Cleanliness Is Next To Godliness


It seems that bathing does not come naturally for anyone. If you are a parent then you remember bath time with your baby. Not once did that newborn hop in the bath tub, lather up with soap and declare they were clean and ready to start their day. Well, it seems that the same thing happens with a patient with dementia. I am not going to pretend that I understand this nor am I going to give you the key to solve this problem. What I can do is tell you what I have learned through reading, watching videos and attending a support group.

I am sure that you have noticed that the simplest task can become very complicated for a person with dementia. Think about all the steps that you have to do to take a shower: go in the bathroom, turn on the water and get the water temperature just right, take off your clothes, get in the shower (without following), locate the soap and lather up, locate the washcloth and scrub away, put the soap back in the soap dish, rinse off, put away the washcloth, turn off the water, get out of the shower (without falling), grab the towel, dry off, put the towel away and get dressed! WOW! That is a lot of steps. And to think we think a shower is relaxing.

So how do you make your loved one take a shower? We have tried many things. Some work and some don’t. Some work today and not tomorrow. Trial and error and as I mentioned earlier little white lies become very helpful.

My mom has told my dad that he needs to smell nice because they are going out or someone is coming over. Someone in our support group told the story of a retired nurse that had Alzheimer’s and the staff would tell her she had to make a presentation to the new nurses. Some have told their loved one that it is a community rule that everyone take a shower each day.

I have also been told that a person with dementia might be more likely to take a shower if someone is in the bathroom with them. This can be tricky with a small bathroom and you have to consider the person’s privacy. My parents live at Brookdale and the bathrooms are much smaller than their enormous bathroom at their house. I suggested that my mom tell dad to use the bathroom connected to their bedroom. The door has been removed from that bathroom so that my mom’s wheelchair can easily enter the bathroom. My dad can shower in the bathroom while she waits on him in the bedroom. That way she can look out for him and they can talk while he cleans up for the day.

Another thing to consider, do they really need a bath every day? Maybe and maybe not. You can also change the pattern for showering. I know that I said routines are important but if dad does not want to shower in the morning then try again in the afternoon or before bed. You just have to play it by ear.

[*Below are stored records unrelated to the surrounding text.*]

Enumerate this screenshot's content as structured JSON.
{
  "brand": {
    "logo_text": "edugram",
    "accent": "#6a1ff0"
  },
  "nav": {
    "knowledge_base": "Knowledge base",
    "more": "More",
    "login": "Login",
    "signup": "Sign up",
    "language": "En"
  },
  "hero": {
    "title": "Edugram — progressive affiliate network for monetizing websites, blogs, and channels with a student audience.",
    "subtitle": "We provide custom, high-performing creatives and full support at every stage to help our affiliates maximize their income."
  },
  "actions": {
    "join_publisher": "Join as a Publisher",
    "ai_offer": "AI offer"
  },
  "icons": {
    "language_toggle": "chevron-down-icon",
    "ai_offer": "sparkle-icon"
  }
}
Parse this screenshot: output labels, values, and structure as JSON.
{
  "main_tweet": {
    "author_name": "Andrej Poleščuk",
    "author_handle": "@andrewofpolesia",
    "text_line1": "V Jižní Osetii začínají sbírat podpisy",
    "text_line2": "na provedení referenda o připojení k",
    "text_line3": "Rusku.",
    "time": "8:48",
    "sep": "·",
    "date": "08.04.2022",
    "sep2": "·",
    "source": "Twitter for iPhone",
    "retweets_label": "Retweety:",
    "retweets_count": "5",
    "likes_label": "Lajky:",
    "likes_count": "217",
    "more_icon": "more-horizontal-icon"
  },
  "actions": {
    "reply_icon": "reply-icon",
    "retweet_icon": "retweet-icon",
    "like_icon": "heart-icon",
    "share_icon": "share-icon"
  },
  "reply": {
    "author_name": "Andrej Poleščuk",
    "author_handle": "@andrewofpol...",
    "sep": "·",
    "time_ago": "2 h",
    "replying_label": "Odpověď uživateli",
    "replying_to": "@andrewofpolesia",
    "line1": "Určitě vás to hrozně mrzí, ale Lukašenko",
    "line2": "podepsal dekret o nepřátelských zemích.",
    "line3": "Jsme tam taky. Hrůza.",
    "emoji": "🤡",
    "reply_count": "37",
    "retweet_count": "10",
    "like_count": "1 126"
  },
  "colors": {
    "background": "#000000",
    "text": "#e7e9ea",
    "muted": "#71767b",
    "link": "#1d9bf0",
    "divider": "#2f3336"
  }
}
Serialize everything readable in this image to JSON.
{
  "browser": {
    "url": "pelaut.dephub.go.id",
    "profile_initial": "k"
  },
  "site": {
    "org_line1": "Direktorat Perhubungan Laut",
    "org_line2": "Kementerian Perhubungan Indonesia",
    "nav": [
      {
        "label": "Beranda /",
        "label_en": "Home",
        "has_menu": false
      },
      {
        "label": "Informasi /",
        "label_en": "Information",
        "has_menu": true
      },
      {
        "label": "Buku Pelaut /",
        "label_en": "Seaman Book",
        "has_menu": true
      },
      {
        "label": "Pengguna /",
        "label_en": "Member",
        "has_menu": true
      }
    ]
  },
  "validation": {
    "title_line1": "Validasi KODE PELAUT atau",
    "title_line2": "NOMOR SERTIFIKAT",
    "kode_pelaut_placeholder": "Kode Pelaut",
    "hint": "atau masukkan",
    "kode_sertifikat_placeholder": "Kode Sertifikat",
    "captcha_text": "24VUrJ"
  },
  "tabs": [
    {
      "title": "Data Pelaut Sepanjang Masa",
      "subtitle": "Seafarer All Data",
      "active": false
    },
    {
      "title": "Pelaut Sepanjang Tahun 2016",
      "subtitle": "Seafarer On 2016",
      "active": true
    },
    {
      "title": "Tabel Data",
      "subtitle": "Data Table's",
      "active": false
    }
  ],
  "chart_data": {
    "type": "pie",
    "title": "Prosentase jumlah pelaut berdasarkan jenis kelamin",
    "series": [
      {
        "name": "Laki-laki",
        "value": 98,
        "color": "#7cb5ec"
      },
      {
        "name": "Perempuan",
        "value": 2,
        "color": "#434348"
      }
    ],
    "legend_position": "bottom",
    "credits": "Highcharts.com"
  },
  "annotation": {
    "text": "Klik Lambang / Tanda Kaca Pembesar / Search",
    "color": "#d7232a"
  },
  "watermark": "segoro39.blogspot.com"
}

BUT  . . . be sure they bathe at some point. My smart father has figured out that if he does not want to take a bath he can go in  the bathroom, close the door and the run the water without ever getting in! He is so smart! But we are onto him now!!